DATA SHOWN:
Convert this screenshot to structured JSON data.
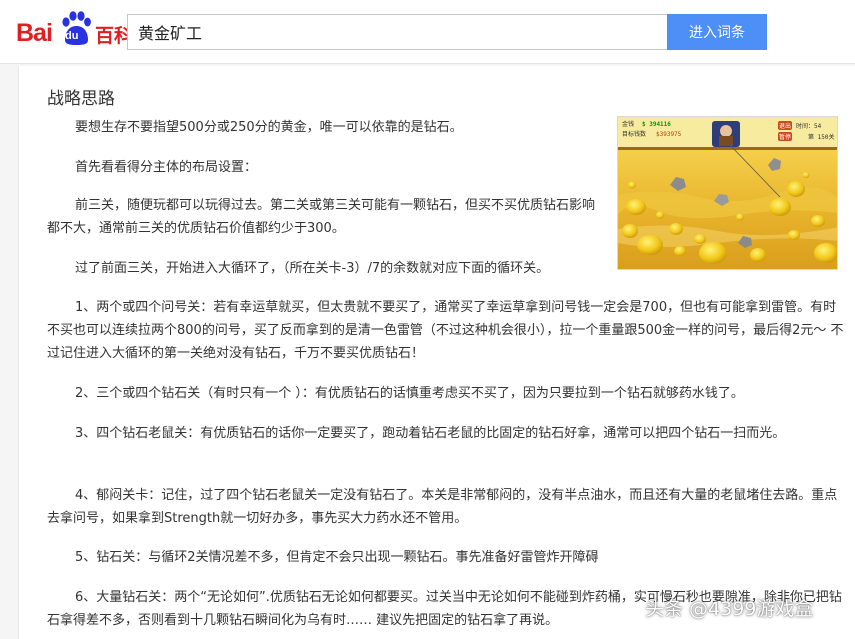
{
  "header": {
    "logo_text": "Bai",
    "logo_du": "du",
    "logo_baike": "百科",
    "search_value": "黄金矿工",
    "button_label": "进入词条"
  },
  "article": {
    "section_title": "战略思路",
    "paragraphs": [
      "要想生存不要指望500分或250分的黄金，唯一可以依靠的是钻石。",
      "首先看看得分主体的布局设置：",
      "前三关，随便玩都可以玩得过去。第二关或第三关可能有一颗钻石，但买不买优质钻石影响都不大，通常前三关的优质钻石价值都约少于300。",
      "过了前面三关，开始进入大循环了，（所在关卡-3）/7的余数就对应下面的循环关。",
      "1、两个或四个问号关：若有幸运草就买，但太贵就不要买了，通常买了幸运草拿到问号钱一定会是700，但也有可能拿到雷管。有时不买也可以连续拉两个800的问号，买了反而拿到的是清一色雷管（不过这种机会很小），拉一个重量跟500金一样的问号，最后得2元～ 不过记住进入大循环的第一关绝对没有钻石，千万不要买优质钻石！",
      "2、三个或四个钻石关（有时只有一个 ）：有优质钻石的话慎重考虑买不买了，因为只要拉到一个钻石就够药水钱了。",
      "3、四个钻石老鼠关：有优质钻石的话你一定要买了，跑动着钻石老鼠的比固定的钻石好拿，通常可以把四个钻石一扫而光。",
      "4、郁闷关卡：记住，过了四个钻石老鼠关一定没有钻石了。本关是非常郁闷的，没有半点油水，而且还有大量的老鼠堵住去路。重点去拿问号，如果拿到Strength就一切好办多，事先买大力药水还不管用。",
      "5、钻石关：与循环2关情况差不多，但肯定不会只出现一颗钻石。事先准备好雷管炸开障碍",
      "6、大量钻石关：两个“无论如何”.优质钻石无论如何都要买。过关当中无论如何不能碰到炸药桶，实可慢石秒也要隙准，除非你已把钻石拿得差不多，否则看到十几颗钻石瞬间化为乌有时…… 建议先把固定的钻石拿了再说。"
    ]
  },
  "game_image": {
    "money_label": "金钱",
    "money_value": "$ 394116",
    "goal_label": "目标钱数",
    "goal_value": "$393975",
    "btn_top": "退出",
    "time_label": "时间：54",
    "btn_bottom": "暂停",
    "level_label": "第 150关"
  },
  "watermark": "头条 @4399游戏盒",
  "colors": {
    "brand_red": "#de2022",
    "brand_blue": "#2932e1",
    "button_blue": "#4e8ef7"
  }
}
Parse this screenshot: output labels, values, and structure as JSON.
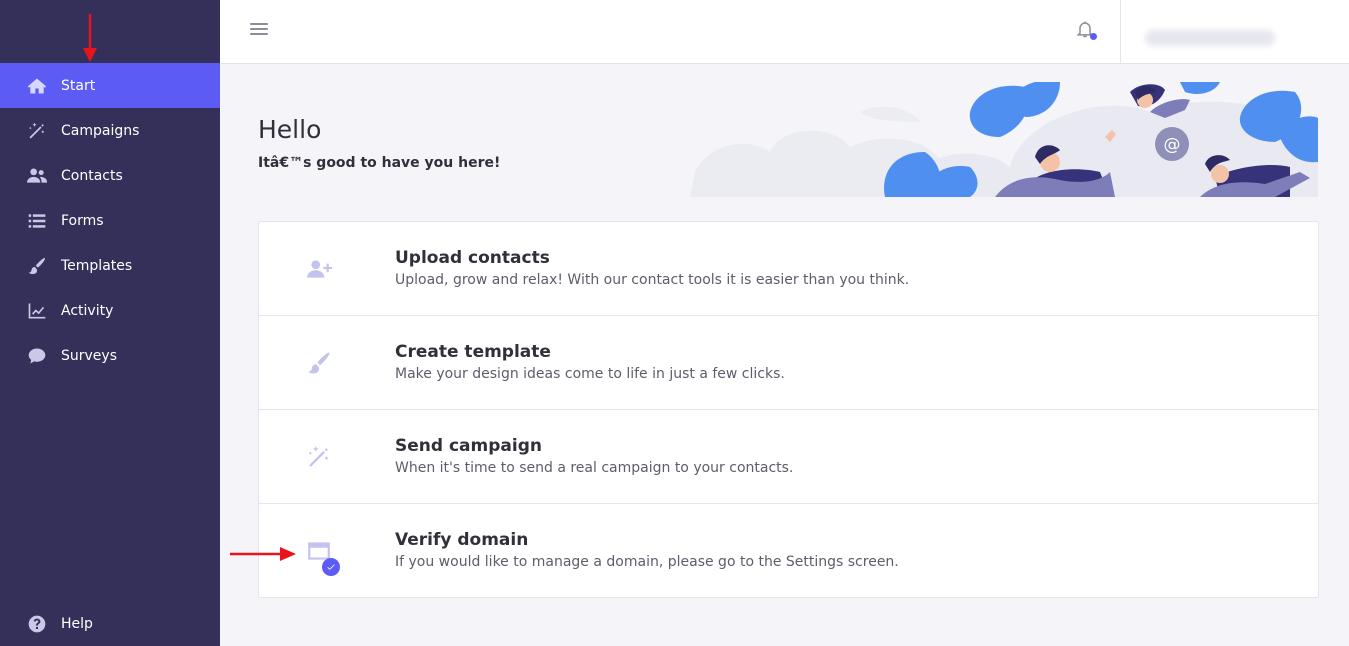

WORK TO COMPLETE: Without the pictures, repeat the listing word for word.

TASK SOLUTION:
Convert this screenshot to structured JSON data.
{
  "header": {
    "logo_text": "Bai",
    "logo_du": "du",
    "logo_baike": "百科",
    "search_value": "黄金矿工",
    "button_label": "进入词条"
  },
  "article": {
    "section_title": "战略思路",
    "paragraphs": [
      "要想生存不要指望500分或250分的黄金，唯一可以依靠的是钻石。",
      "首先看看得分主体的布局设置：",
      "前三关，随便玩都可以玩得过去。第二关或第三关可能有一颗钻石，但买不买优质钻石影响都不大，通常前三关的优质钻石价值都约少于300。",
      "过了前面三关，开始进入大循环了，（所在关卡-3）/7的余数就对应下面的循环关。",
      "1、两个或四个问号关：若有幸运草就买，但太贵就不要买了，通常买了幸运草拿到问号钱一定会是700，但也有可能拿到雷管。有时不买也可以连续拉两个800的问号，买了反而拿到的是清一色雷管（不过这种机会很小），拉一个重量跟500金一样的问号，最后得2元～ 不过记住进入大循环的第一关绝对没有钻石，千万不要买优质钻石！",
      "2、三个或四个钻石关（有时只有一个 ）：有优质钻石的话慎重考虑买不买了，因为只要拉到一个钻石就够药水钱了。",
      "3、四个钻石老鼠关：有优质钻石的话你一定要买了，跑动着钻石老鼠的比固定的钻石好拿，通常可以把四个钻石一扫而光。",
      "4、郁闷关卡：记住，过了四个钻石老鼠关一定没有钻石了。本关是非常郁闷的，没有半点油水，而且还有大量的老鼠堵住去路。重点去拿问号，如果拿到Strength就一切好办多，事先买大力药水还不管用。",
      "5、钻石关：与循环2关情况差不多，但肯定不会只出现一颗钻石。事先准备好雷管炸开障碍",
      "6、大量钻石关：两个“无论如何”.优质钻石无论如何都要买。过关当中无论如何不能碰到炸药桶，实可慢石秒也要隙准，除非你已把钻石拿得差不多，否则看到十几颗钻石瞬间化为乌有时…… 建议先把固定的钻石拿了再说。"
    ]
  },
  "game_image": {
    "money_label": "金钱",
    "money_value": "$ 394116",
    "goal_label": "目标钱数",
    "goal_value": "$393975",
    "btn_top": "退出",
    "time_label": "时间：54",
    "btn_bottom": "暂停",
    "level_label": "第 150关"
  },
  "watermark": "头条 @4399游戏盒",
  "colors": {
    "brand_red": "#de2022",
    "brand_blue": "#2932e1",
    "button_blue": "#4e8ef7"
  }
}
Parse this screenshot: output labels, values, and structure as JSON.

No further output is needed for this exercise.